If you go
What: Albert Hammond Jr.
When: 8 p.m. Sunday
Where: Moon Room (at Summit Music Hall), 1902 Blake St, Denver., 303-487-0111
More info: moonroomatsummit.com
It shouldn't surprise anyone that Albert Hammond Jr. sounds refreshed.
His new EP, AHJ, sounds more alive and more like the Strokes guitarist we're familiar with than his first two solo records. It's been five years since the last one, ¿Cómo Te Llama?, and in that time the Strokes released two records — 2011's Angles and this year's Comedown Machine — and Hammond recovered from some serious drug problems.
He's talked a lot about in interviews recently, and though it all sounds incredibly dark, he seems to be well past it. Not only that, but he's found getting clean is good for his music.
"I mean, at first you feel like you're definitely more creative when you're not doing anything," Hammond said. "It's just that sometimes you can open different doors when you do do stuff. The problem is when you're doing it all the time, you don't end up working as hard. When it interferes with the work is when that's not good. Obviously, I don't have the middle ground. I feel more creative than I ever have. It's something that you chip away, though. I don't want to say it just came."
AHJ is just five tracks, but every one is brimming with fun guitar work. Much of that comes from a stronger desire to push himself. Motivation was coming from all sides — the refreshing feeling of sobriety, working with Strokes' bandmate Julian Casablancas and a need to do better than the last records.
"I felt excited to be myself again. I felt like I had so much knowledge from playing with the Strokes for 12 years," he said. "I started to realize I could do so much better. Parts were coming out where I would usually stop and be satisfied and not know where to go. I was pushing it more and thinking about it more."
The EP is pretty distinct Hammond, but his years with the Strokes, and his time with them between solo albums, plus the collaboration with Casablancas, comes through. He said he hated the idea of people thinking of him playing acoustic guitar on his first record, and the second began to move away from that. AHJ is a return to his old style.
"I imagine the band's influence will always be on me and on all of us. It was great to have Julian, to be on his label, to have him be excited about the songs," Hammond said. "I lived with him for seven years. It kind of felt like that."

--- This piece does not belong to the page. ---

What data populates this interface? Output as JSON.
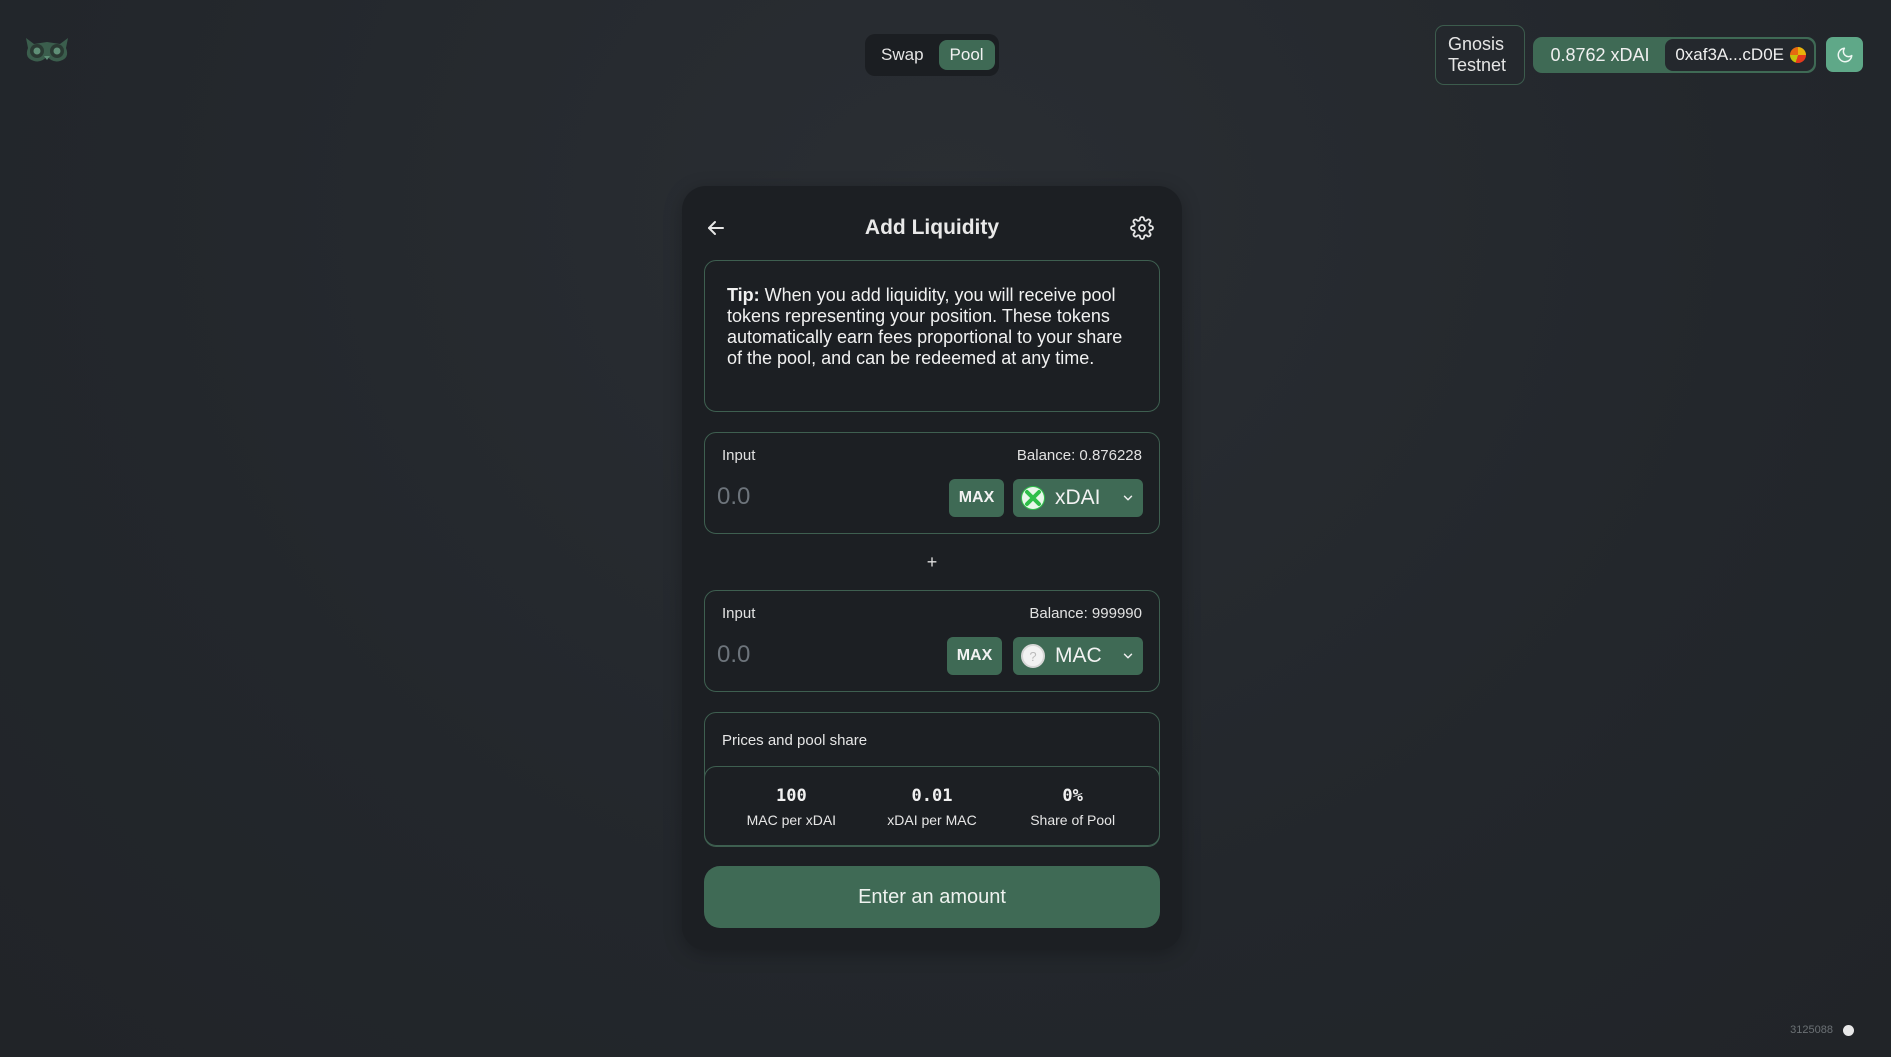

His lyrics are already getting picked apart. The natural inclination of most people is look for the references to drug addiction. They can be found, but Hammond said he doesn't write with literal statement in mind.

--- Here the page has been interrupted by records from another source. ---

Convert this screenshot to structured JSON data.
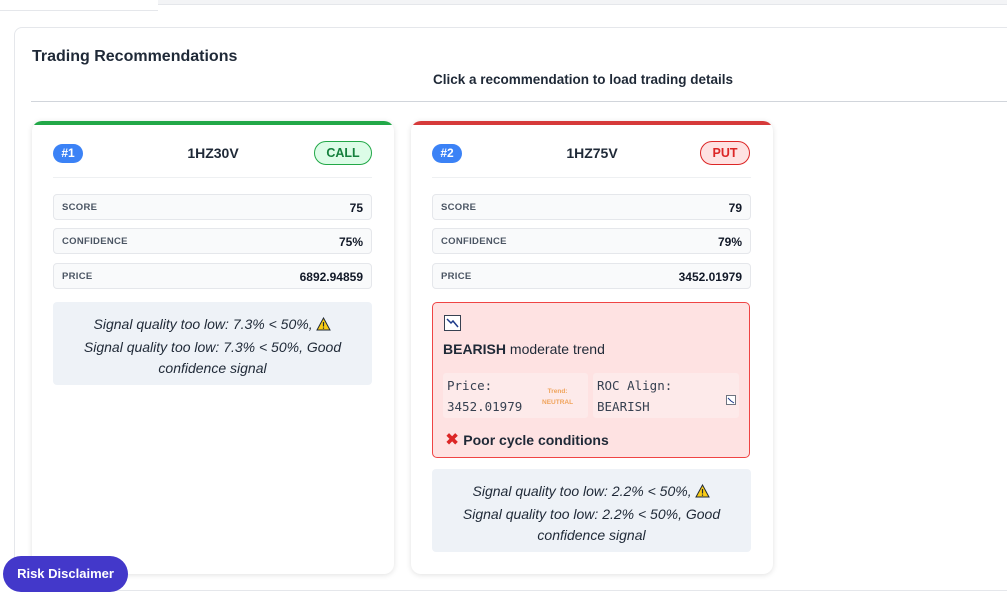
{
  "panel": {
    "title": "Trading Recommendations",
    "hint": "Click a recommendation to load trading details"
  },
  "cards": [
    {
      "rank": "#1",
      "symbol": "1HZ30V",
      "signal": "CALL",
      "metrics": [
        {
          "label": "SCORE",
          "value": "75"
        },
        {
          "label": "CONFIDENCE",
          "value": "75%"
        },
        {
          "label": "PRICE",
          "value": "6892.94859"
        }
      ],
      "quality": {
        "line1": "Signal quality too low: 7.3% < 50%,",
        "line2": "Signal quality too low: 7.3% < 50%, Good",
        "line3": "confidence signal"
      }
    },
    {
      "rank": "#2",
      "symbol": "1HZ75V",
      "signal": "PUT",
      "metrics": [
        {
          "label": "SCORE",
          "value": "79"
        },
        {
          "label": "CONFIDENCE",
          "value": "79%"
        },
        {
          "label": "PRICE",
          "value": "3452.01979"
        }
      ],
      "trend": {
        "direction": "BEARISH",
        "strength": "moderate trend",
        "price_label": "Price:",
        "price_value": "3452.01979",
        "trend_tag_1": "Trend:",
        "trend_tag_2": "NEUTRAL",
        "roc_label": "ROC Align:",
        "roc_value": "BEARISH",
        "cycle": "Poor cycle conditions",
        "icons": [
          "chart-down-icon",
          "chart-down-icon",
          "cross-mark-icon"
        ]
      },
      "quality": {
        "line1": "Signal quality too low: 2.2% < 50%,",
        "line2": "Signal quality too low: 2.2% < 50%, Good",
        "line3": "confidence signal"
      }
    }
  ],
  "risk_button": "Risk Disclaimer",
  "colors": {
    "call_accent": "#22a848",
    "put_accent": "#d63a3a",
    "rank_badge": "#3b82f6",
    "risk_button": "#4338ca"
  }
}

"When I'm writing lyrics, it's such a process of being in a certain moment ... but afterward, when you're thinking about it, you don't really remember that exact moment. I think you're always trying to write somewhat universally. The words being said in this melodic sound could be heard in different ways. Is it about drugs or a woman? That's the same thing, isn't it? Some people in a relationship, that's their addiction."
During a show, though, there's no time for the audience to dissect every line, and the energy of Hammond's music is heightened. In a smaller space like Summit Music Hall's Moon Room, it's all the better. Don't miss it.